> **PROMPT**: Bring together copies of the lines in the data below that contain the word "Account".

> **Data extracted from a collection**:
=======
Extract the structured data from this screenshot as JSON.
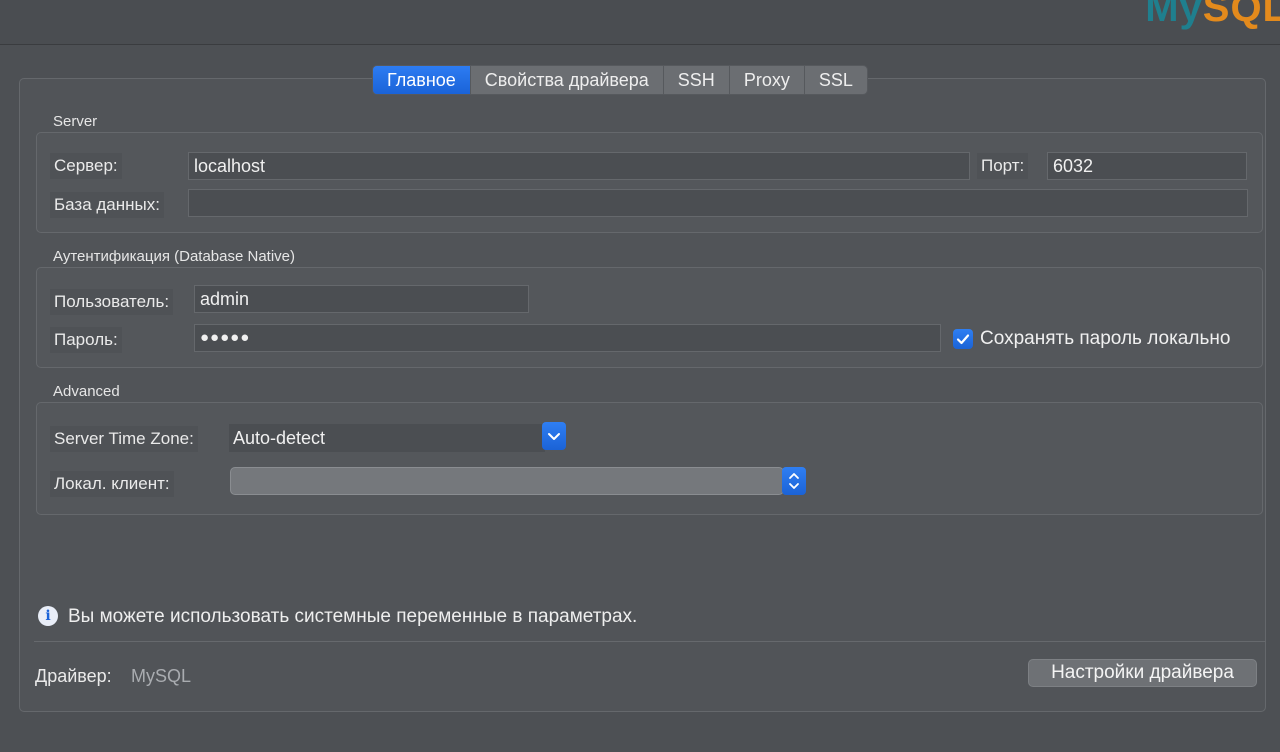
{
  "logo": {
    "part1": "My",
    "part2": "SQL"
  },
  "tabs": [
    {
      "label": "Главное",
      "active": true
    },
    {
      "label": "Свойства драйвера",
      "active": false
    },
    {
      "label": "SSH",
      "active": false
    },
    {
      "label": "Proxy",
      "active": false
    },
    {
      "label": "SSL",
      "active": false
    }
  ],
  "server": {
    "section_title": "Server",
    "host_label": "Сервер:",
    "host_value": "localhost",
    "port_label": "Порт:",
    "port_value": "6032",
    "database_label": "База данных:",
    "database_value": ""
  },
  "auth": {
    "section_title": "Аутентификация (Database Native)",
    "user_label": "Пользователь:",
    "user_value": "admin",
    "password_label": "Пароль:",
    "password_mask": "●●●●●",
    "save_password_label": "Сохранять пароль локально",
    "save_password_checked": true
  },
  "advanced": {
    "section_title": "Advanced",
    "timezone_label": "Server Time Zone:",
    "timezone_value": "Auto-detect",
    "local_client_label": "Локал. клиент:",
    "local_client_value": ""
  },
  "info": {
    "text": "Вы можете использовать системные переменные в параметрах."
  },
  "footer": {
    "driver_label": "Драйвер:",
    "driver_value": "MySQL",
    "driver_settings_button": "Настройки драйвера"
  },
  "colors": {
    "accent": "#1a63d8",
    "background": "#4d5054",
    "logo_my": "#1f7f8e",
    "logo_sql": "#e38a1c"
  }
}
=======
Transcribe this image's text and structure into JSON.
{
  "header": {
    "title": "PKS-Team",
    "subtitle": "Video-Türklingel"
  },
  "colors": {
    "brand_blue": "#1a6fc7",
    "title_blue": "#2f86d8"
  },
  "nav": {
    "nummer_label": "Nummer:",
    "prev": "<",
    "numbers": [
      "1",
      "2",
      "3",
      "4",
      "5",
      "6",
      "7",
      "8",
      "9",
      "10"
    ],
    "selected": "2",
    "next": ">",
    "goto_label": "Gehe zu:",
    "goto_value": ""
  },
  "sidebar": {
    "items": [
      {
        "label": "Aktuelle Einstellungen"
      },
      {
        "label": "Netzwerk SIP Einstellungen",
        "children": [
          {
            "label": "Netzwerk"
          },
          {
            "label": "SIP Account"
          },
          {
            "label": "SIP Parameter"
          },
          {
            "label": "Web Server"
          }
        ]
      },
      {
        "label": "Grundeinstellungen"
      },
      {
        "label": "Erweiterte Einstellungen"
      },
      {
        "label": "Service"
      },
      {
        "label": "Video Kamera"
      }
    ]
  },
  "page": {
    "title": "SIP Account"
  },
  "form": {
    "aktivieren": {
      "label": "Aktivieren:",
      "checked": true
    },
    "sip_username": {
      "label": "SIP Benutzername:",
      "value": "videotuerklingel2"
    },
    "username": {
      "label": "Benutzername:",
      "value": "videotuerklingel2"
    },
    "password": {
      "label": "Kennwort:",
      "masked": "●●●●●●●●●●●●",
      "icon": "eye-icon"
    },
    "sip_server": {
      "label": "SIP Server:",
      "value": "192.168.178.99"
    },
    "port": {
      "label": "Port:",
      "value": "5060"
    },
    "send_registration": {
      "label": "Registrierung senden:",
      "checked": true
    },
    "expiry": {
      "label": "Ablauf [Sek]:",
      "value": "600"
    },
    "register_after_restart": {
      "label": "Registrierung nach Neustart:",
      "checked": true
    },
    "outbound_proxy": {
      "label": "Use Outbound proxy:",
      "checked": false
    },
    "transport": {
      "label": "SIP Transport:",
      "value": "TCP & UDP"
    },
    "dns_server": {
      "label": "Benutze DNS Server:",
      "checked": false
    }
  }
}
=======
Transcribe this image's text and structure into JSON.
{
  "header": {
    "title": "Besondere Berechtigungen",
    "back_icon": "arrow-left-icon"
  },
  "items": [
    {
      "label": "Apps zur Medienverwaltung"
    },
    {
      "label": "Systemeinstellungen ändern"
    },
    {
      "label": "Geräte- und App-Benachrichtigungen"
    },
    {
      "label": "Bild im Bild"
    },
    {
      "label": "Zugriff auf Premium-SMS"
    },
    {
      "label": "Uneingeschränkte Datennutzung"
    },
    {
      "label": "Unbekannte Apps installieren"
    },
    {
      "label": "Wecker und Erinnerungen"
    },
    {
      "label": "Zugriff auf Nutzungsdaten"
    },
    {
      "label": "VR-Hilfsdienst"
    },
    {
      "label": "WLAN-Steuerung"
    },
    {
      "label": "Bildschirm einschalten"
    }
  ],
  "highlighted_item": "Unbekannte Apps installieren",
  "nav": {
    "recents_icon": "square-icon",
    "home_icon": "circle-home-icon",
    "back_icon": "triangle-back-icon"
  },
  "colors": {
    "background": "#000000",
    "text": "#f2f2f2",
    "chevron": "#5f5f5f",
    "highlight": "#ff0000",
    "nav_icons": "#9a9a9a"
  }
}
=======
> **RESPONSE BELOW**:
            "label": "SIP Account"
    "title": "SIP Account"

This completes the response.